“What I can say is that our forces in Hawija have accomplished their duty and have started to clear the region of explosives and restore the law in order to allow people to go home,” said Brigadier-General Yahiya Rassul.

Iraqi forces last week retook control of Hawija, one of ISIL’s last enclaves in the country, which is close to Kurdish majority areas.

Baghdad and Erbil have been locked in a standoff since voters in the semi-autonomous Kurdish region overwhelmingly opted two weeks ago for independence in a referendum the central government called illegal. 

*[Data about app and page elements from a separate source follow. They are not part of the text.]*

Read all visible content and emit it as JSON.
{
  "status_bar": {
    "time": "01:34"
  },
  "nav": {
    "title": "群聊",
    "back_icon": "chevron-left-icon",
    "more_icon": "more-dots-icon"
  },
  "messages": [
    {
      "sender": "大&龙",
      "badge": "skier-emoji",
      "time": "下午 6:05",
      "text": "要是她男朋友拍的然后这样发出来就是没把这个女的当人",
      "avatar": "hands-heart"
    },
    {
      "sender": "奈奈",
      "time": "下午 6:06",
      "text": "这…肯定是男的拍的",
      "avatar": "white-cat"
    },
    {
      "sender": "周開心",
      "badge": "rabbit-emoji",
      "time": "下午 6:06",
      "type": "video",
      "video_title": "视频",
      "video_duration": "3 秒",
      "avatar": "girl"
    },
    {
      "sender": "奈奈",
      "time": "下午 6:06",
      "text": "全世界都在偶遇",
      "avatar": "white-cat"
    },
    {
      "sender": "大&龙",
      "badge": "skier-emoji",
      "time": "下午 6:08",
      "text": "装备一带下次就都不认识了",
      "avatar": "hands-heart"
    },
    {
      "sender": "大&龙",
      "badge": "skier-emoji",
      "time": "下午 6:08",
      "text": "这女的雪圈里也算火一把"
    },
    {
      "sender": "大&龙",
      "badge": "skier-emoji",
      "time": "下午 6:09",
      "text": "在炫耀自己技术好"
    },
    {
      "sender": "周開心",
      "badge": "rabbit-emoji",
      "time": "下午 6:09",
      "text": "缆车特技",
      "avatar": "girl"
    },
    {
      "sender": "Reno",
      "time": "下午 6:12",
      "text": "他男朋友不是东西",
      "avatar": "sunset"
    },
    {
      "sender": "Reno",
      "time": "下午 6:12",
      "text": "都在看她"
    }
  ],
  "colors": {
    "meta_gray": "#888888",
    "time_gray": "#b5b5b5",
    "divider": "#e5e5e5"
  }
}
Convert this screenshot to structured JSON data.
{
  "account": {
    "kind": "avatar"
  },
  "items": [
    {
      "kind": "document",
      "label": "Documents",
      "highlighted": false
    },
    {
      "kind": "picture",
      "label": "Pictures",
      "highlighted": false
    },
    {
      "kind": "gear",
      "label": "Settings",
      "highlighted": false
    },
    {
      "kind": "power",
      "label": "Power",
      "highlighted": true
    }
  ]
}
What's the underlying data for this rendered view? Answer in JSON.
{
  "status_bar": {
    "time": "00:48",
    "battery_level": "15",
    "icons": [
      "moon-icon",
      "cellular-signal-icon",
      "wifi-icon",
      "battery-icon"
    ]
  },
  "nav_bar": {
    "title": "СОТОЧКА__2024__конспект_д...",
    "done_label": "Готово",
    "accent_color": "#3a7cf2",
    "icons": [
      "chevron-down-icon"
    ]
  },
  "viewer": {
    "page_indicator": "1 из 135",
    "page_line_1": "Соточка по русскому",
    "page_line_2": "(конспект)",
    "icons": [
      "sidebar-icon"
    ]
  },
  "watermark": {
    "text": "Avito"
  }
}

Iraq has cut the Kurdish region off from the outside world by severing air links, while neighbouring Turkey and Iran have threatened to close their borders and block oil exports.

Turkey will gradually close border gates with northern Iraq in coordination with the central Iraqi government and Iran in response to the independence referendum, Ibrahim Kalin, President Recep Tayyip Erdogan‘s spokesman, said on Thursday.

Source: AFP